Items from a data source:

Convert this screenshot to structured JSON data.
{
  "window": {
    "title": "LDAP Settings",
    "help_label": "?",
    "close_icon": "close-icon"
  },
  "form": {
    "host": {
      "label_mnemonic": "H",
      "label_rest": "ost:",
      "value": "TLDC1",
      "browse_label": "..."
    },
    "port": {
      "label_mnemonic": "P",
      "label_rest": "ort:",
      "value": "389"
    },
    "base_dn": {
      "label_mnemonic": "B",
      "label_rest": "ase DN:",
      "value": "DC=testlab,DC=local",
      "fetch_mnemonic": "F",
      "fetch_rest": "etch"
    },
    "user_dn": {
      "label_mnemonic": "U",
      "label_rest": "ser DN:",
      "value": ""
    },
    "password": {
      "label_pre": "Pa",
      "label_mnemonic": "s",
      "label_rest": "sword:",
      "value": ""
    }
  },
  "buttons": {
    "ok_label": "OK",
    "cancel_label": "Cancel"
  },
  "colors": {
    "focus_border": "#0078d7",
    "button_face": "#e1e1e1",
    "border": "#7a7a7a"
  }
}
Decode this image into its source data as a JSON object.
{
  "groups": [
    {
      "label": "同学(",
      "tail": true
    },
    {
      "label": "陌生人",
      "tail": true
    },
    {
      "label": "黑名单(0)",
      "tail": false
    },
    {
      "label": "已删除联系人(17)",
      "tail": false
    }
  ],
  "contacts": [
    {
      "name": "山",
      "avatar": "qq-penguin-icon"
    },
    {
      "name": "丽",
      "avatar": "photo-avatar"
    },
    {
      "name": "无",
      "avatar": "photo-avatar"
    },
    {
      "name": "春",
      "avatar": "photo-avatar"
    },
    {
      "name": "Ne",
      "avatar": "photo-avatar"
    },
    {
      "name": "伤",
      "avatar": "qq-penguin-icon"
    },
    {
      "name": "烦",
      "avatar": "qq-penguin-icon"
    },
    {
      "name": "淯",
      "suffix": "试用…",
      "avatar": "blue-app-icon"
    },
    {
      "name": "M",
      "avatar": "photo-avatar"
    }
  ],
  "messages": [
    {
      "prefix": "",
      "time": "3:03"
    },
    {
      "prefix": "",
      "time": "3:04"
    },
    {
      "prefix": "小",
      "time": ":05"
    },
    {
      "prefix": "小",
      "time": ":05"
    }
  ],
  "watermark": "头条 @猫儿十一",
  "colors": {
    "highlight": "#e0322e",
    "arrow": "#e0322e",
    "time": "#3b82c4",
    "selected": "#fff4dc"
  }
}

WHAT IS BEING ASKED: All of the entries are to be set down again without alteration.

FINISHED TASK:
Convert this screenshot to structured JSON data.
{
  "window": {
    "title": "LDAP Settings",
    "help_label": "?",
    "close_icon": "close-icon"
  },
  "form": {
    "host": {
      "label_mnemonic": "H",
      "label_rest": "ost:",
      "value": "TLDC1",
      "browse_label": "..."
    },
    "port": {
      "label_mnemonic": "P",
      "label_rest": "ort:",
      "value": "389"
    },
    "base_dn": {
      "label_mnemonic": "B",
      "label_rest": "ase DN:",
      "value": "DC=testlab,DC=local",
      "fetch_mnemonic": "F",
      "fetch_rest": "etch"
    },
    "user_dn": {
      "label_mnemonic": "U",
      "label_rest": "ser DN:",
      "value": ""
    },
    "password": {
      "label_pre": "Pa",
      "label_mnemonic": "s",
      "label_rest": "sword:",
      "value": ""
    }
  },
  "buttons": {
    "ok_label": "OK",
    "cancel_label": "Cancel"
  },
  "colors": {
    "focus_border": "#0078d7",
    "button_face": "#e1e1e1",
    "border": "#7a7a7a"
  }
}
Decode this image into its source data as a JSON object.
{
  "groups": [
    {
      "label": "同学(",
      "tail": true
    },
    {
      "label": "陌生人",
      "tail": true
    },
    {
      "label": "黑名单(0)",
      "tail": false
    },
    {
      "label": "已删除联系人(17)",
      "tail": false
    }
  ],
  "contacts": [
    {
      "name": "山",
      "avatar": "qq-penguin-icon"
    },
    {
      "name": "丽",
      "avatar": "photo-avatar"
    },
    {
      "name": "无",
      "avatar": "photo-avatar"
    },
    {
      "name": "春",
      "avatar": "photo-avatar"
    },
    {
      "name": "Ne",
      "avatar": "photo-avatar"
    },
    {
      "name": "伤",
      "avatar": "qq-penguin-icon"
    },
    {
      "name": "烦",
      "avatar": "qq-penguin-icon"
    },
    {
      "name": "淯",
      "suffix": "试用…",
      "avatar": "blue-app-icon"
    },
    {
      "name": "M",
      "avatar": "photo-avatar"
    }
  ],
  "messages": [
    {
      "prefix": "",
      "time": "3:03"
    },
    {
      "prefix": "",
      "time": "3:04"
    },
    {
      "prefix": "小",
      "time": ":05"
    },
    {
      "prefix": "小",
      "time": ":05"
    }
  ],
  "watermark": "头条 @猫儿十一",
  "colors": {
    "highlight": "#e0322e",
    "arrow": "#e0322e",
    "time": "#3b82c4",
    "selected": "#fff4dc"
  }
}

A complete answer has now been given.